Assignment: In the data, extract each line that holds the string "label".

──────

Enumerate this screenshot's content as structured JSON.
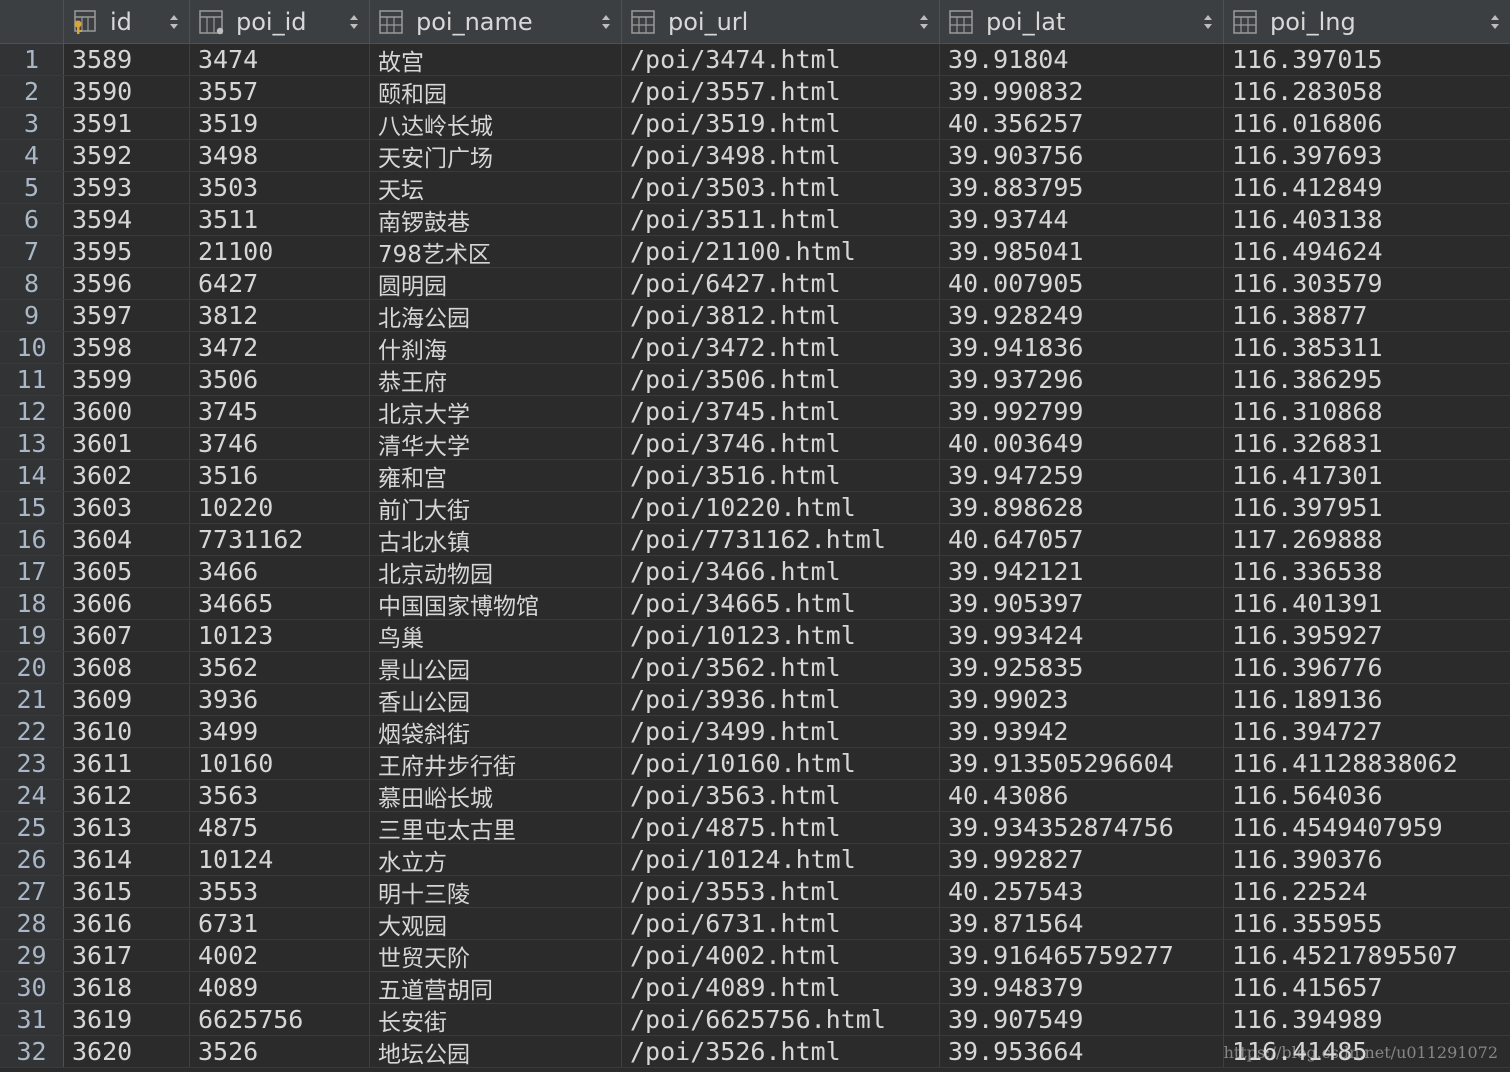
{
  "columns": [
    {
      "label": "id",
      "icon": "primary-key-column-icon"
    },
    {
      "label": "poi_id",
      "icon": "column-icon"
    },
    {
      "label": "poi_name",
      "icon": "column-icon"
    },
    {
      "label": "poi_url",
      "icon": "column-icon"
    },
    {
      "label": "poi_lat",
      "icon": "column-icon"
    },
    {
      "label": "poi_lng",
      "icon": "column-icon"
    }
  ],
  "rows": [
    {
      "n": "1",
      "id": "3589",
      "poi_id": "3474",
      "poi_name": "故宫",
      "poi_url": "/poi/3474.html",
      "poi_lat": "39.91804",
      "poi_lng": "116.397015"
    },
    {
      "n": "2",
      "id": "3590",
      "poi_id": "3557",
      "poi_name": "颐和园",
      "poi_url": "/poi/3557.html",
      "poi_lat": "39.990832",
      "poi_lng": "116.283058"
    },
    {
      "n": "3",
      "id": "3591",
      "poi_id": "3519",
      "poi_name": "八达岭长城",
      "poi_url": "/poi/3519.html",
      "poi_lat": "40.356257",
      "poi_lng": "116.016806"
    },
    {
      "n": "4",
      "id": "3592",
      "poi_id": "3498",
      "poi_name": "天安门广场",
      "poi_url": "/poi/3498.html",
      "poi_lat": "39.903756",
      "poi_lng": "116.397693"
    },
    {
      "n": "5",
      "id": "3593",
      "poi_id": "3503",
      "poi_name": "天坛",
      "poi_url": "/poi/3503.html",
      "poi_lat": "39.883795",
      "poi_lng": "116.412849"
    },
    {
      "n": "6",
      "id": "3594",
      "poi_id": "3511",
      "poi_name": "南锣鼓巷",
      "poi_url": "/poi/3511.html",
      "poi_lat": "39.93744",
      "poi_lng": "116.403138"
    },
    {
      "n": "7",
      "id": "3595",
      "poi_id": "21100",
      "poi_name": "798艺术区",
      "poi_url": "/poi/21100.html",
      "poi_lat": "39.985041",
      "poi_lng": "116.494624"
    },
    {
      "n": "8",
      "id": "3596",
      "poi_id": "6427",
      "poi_name": "圆明园",
      "poi_url": "/poi/6427.html",
      "poi_lat": "40.007905",
      "poi_lng": "116.303579"
    },
    {
      "n": "9",
      "id": "3597",
      "poi_id": "3812",
      "poi_name": "北海公园",
      "poi_url": "/poi/3812.html",
      "poi_lat": "39.928249",
      "poi_lng": "116.38877"
    },
    {
      "n": "10",
      "id": "3598",
      "poi_id": "3472",
      "poi_name": "什刹海",
      "poi_url": "/poi/3472.html",
      "poi_lat": "39.941836",
      "poi_lng": "116.385311"
    },
    {
      "n": "11",
      "id": "3599",
      "poi_id": "3506",
      "poi_name": "恭王府",
      "poi_url": "/poi/3506.html",
      "poi_lat": "39.937296",
      "poi_lng": "116.386295"
    },
    {
      "n": "12",
      "id": "3600",
      "poi_id": "3745",
      "poi_name": "北京大学",
      "poi_url": "/poi/3745.html",
      "poi_lat": "39.992799",
      "poi_lng": "116.310868"
    },
    {
      "n": "13",
      "id": "3601",
      "poi_id": "3746",
      "poi_name": "清华大学",
      "poi_url": "/poi/3746.html",
      "poi_lat": "40.003649",
      "poi_lng": "116.326831"
    },
    {
      "n": "14",
      "id": "3602",
      "poi_id": "3516",
      "poi_name": "雍和宫",
      "poi_url": "/poi/3516.html",
      "poi_lat": "39.947259",
      "poi_lng": "116.417301"
    },
    {
      "n": "15",
      "id": "3603",
      "poi_id": "10220",
      "poi_name": "前门大街",
      "poi_url": "/poi/10220.html",
      "poi_lat": "39.898628",
      "poi_lng": "116.397951"
    },
    {
      "n": "16",
      "id": "3604",
      "poi_id": "7731162",
      "poi_name": "古北水镇",
      "poi_url": "/poi/7731162.html",
      "poi_lat": "40.647057",
      "poi_lng": "117.269888"
    },
    {
      "n": "17",
      "id": "3605",
      "poi_id": "3466",
      "poi_name": "北京动物园",
      "poi_url": "/poi/3466.html",
      "poi_lat": "39.942121",
      "poi_lng": "116.336538"
    },
    {
      "n": "18",
      "id": "3606",
      "poi_id": "34665",
      "poi_name": "中国国家博物馆",
      "poi_url": "/poi/34665.html",
      "poi_lat": "39.905397",
      "poi_lng": "116.401391"
    },
    {
      "n": "19",
      "id": "3607",
      "poi_id": "10123",
      "poi_name": "鸟巢",
      "poi_url": "/poi/10123.html",
      "poi_lat": "39.993424",
      "poi_lng": "116.395927"
    },
    {
      "n": "20",
      "id": "3608",
      "poi_id": "3562",
      "poi_name": "景山公园",
      "poi_url": "/poi/3562.html",
      "poi_lat": "39.925835",
      "poi_lng": "116.396776"
    },
    {
      "n": "21",
      "id": "3609",
      "poi_id": "3936",
      "poi_name": "香山公园",
      "poi_url": "/poi/3936.html",
      "poi_lat": "39.99023",
      "poi_lng": "116.189136"
    },
    {
      "n": "22",
      "id": "3610",
      "poi_id": "3499",
      "poi_name": "烟袋斜街",
      "poi_url": "/poi/3499.html",
      "poi_lat": "39.93942",
      "poi_lng": "116.394727"
    },
    {
      "n": "23",
      "id": "3611",
      "poi_id": "10160",
      "poi_name": "王府井步行街",
      "poi_url": "/poi/10160.html",
      "poi_lat": "39.913505296604",
      "poi_lng": "116.41128838062"
    },
    {
      "n": "24",
      "id": "3612",
      "poi_id": "3563",
      "poi_name": "慕田峪长城",
      "poi_url": "/poi/3563.html",
      "poi_lat": "40.43086",
      "poi_lng": "116.564036"
    },
    {
      "n": "25",
      "id": "3613",
      "poi_id": "4875",
      "poi_name": "三里屯太古里",
      "poi_url": "/poi/4875.html",
      "poi_lat": "39.934352874756",
      "poi_lng": "116.4549407959"
    },
    {
      "n": "26",
      "id": "3614",
      "poi_id": "10124",
      "poi_name": "水立方",
      "poi_url": "/poi/10124.html",
      "poi_lat": "39.992827",
      "poi_lng": "116.390376"
    },
    {
      "n": "27",
      "id": "3615",
      "poi_id": "3553",
      "poi_name": "明十三陵",
      "poi_url": "/poi/3553.html",
      "poi_lat": "40.257543",
      "poi_lng": "116.22524"
    },
    {
      "n": "28",
      "id": "3616",
      "poi_id": "6731",
      "poi_name": "大观园",
      "poi_url": "/poi/6731.html",
      "poi_lat": "39.871564",
      "poi_lng": "116.355955"
    },
    {
      "n": "29",
      "id": "3617",
      "poi_id": "4002",
      "poi_name": "世贸天阶",
      "poi_url": "/poi/4002.html",
      "poi_lat": "39.916465759277",
      "poi_lng": "116.45217895507"
    },
    {
      "n": "30",
      "id": "3618",
      "poi_id": "4089",
      "poi_name": "五道营胡同",
      "poi_url": "/poi/4089.html",
      "poi_lat": "39.948379",
      "poi_lng": "116.415657"
    },
    {
      "n": "31",
      "id": "3619",
      "poi_id": "6625756",
      "poi_name": "长安街",
      "poi_url": "/poi/6625756.html",
      "poi_lat": "39.907549",
      "poi_lng": "116.394989"
    },
    {
      "n": "32",
      "id": "3620",
      "poi_id": "3526",
      "poi_name": "地坛公园",
      "poi_url": "/poi/3526.html",
      "poi_lat": "39.953664",
      "poi_lng": "116.41485"
    }
  ],
  "watermark": "https://blog.csdn.net/u011291072"
}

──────

Task output:
      "label": "id",
      "label": "poi_id",
      "label": "poi_name",
      "label": "poi_url",
      "label": "poi_lat",
      "label": "poi_lng",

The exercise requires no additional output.